From there I stopped for coffee at a small theater specialising in newly written plays, and then went to see a movie at a small cinema in the Arts Centre. The film, a slightly-better-than-mediocre indie flick entitled "Before the Rains," was set in 1930s Kerala (a place in South India that's near and dear to my heart-- shout out to my infy friends!). It featured what seemed to be a washed-up, one-dimensional love story of a forbidden affair between a married British planter and his married Indian serving girl. However, it redeemed itself slightly as it quickly devolved into a psychological mindgame of violence, tradgedy, and cover-ups. Wouldn't see it again, but it was worth thirteen bucks.

I quickly covered the sevenish blocks back to the hostel, where I intended to make myself some dinner. However, as soon as I got to the kitchen, another guy at the hostel flagged me down and started a conversation. Mark, from south England, had been here for six months and was looking to move here permanently, trying to find a job in "scaffolding." We talked about the world and how big it was, and he told stories of his time in Australia and Southeast Asia. We both agreed that travelling on a shoestring budget-- hostelling, backpacking, and budgeting your way around-- was really what made the experience of travel so compelling.
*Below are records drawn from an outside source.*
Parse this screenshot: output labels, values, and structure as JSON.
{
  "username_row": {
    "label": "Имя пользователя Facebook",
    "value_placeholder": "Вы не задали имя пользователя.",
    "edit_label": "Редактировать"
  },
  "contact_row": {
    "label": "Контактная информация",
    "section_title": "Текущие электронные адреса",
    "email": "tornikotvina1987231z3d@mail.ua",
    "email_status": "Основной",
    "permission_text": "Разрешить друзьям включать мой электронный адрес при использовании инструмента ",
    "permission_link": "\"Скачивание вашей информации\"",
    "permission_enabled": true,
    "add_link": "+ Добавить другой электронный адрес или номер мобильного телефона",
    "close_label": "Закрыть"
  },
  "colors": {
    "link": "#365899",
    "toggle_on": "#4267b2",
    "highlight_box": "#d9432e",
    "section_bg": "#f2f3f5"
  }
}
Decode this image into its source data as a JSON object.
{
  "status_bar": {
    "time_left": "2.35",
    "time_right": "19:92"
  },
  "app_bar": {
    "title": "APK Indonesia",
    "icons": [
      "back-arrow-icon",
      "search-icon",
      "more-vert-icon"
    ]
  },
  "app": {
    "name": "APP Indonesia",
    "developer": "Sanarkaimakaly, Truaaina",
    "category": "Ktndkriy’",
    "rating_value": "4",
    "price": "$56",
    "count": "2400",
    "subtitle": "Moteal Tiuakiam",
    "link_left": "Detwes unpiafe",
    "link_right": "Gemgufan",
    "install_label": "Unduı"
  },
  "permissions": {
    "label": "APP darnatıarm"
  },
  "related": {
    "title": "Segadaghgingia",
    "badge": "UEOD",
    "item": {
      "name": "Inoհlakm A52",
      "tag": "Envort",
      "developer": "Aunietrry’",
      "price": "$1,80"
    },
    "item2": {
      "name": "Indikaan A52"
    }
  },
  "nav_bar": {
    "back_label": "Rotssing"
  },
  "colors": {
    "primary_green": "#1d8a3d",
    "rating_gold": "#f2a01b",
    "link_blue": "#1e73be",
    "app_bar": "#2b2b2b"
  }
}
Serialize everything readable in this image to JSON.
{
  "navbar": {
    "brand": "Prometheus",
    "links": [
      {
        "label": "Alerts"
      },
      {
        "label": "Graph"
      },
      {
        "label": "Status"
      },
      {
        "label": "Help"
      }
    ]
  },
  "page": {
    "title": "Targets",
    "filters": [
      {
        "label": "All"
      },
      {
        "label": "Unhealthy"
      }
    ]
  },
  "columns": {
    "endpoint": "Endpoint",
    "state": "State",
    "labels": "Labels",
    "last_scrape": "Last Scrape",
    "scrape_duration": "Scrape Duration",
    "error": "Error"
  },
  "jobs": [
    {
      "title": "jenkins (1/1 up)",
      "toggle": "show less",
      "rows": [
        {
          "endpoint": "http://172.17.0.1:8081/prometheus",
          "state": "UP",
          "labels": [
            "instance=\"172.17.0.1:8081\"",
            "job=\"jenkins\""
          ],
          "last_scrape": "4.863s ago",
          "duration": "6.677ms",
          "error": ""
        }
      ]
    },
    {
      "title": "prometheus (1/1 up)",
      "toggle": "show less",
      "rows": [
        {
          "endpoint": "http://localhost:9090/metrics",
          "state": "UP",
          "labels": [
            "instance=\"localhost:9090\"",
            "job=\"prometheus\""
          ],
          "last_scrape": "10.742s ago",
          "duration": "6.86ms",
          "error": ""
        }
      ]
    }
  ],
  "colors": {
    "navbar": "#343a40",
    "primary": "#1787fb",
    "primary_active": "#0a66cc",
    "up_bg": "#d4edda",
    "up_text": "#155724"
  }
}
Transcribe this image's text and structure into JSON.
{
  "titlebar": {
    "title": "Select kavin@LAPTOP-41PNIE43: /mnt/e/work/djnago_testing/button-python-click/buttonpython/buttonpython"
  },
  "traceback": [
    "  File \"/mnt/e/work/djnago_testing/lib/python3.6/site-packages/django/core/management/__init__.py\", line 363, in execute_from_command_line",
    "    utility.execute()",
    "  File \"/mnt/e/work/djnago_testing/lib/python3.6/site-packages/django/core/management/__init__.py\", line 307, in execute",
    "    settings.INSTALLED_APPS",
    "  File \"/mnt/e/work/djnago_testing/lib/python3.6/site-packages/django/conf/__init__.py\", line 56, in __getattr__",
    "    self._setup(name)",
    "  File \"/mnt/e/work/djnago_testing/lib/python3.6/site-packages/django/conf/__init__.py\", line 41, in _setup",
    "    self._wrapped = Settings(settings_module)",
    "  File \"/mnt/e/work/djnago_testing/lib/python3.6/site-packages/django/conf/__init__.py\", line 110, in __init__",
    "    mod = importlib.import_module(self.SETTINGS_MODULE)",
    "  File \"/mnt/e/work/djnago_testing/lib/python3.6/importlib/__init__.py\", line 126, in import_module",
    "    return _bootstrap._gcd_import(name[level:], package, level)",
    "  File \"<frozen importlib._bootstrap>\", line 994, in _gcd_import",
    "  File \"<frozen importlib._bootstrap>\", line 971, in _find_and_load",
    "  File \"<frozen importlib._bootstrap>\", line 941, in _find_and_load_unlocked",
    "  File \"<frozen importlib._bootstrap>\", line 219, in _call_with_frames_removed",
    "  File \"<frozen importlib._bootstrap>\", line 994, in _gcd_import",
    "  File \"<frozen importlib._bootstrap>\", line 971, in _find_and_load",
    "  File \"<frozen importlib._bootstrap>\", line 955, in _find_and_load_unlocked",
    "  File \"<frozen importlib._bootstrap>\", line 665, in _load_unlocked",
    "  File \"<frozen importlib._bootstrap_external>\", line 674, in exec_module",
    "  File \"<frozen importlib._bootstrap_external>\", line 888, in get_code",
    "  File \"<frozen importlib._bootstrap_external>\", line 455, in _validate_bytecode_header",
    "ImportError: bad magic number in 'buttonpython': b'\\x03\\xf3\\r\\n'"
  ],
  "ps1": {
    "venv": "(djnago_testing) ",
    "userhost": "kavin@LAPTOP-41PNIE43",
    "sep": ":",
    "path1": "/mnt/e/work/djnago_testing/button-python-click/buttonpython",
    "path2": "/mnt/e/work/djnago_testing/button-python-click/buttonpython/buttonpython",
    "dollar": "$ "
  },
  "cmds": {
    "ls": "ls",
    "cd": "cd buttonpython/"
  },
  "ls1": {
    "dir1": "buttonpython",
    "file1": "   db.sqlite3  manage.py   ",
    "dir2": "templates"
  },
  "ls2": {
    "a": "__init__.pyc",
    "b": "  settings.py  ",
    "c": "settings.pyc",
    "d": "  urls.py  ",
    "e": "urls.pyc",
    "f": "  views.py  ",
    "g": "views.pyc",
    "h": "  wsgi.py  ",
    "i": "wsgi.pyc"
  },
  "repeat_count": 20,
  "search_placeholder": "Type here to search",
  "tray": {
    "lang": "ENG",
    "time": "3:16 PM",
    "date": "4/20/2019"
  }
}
Since it's now about 11:00pm, I should think about heading for bed-- I have a 7am bus to catch! However, it's definitely been an interesting day. Whale watching in Kaikoura tomorrow; I can't wait!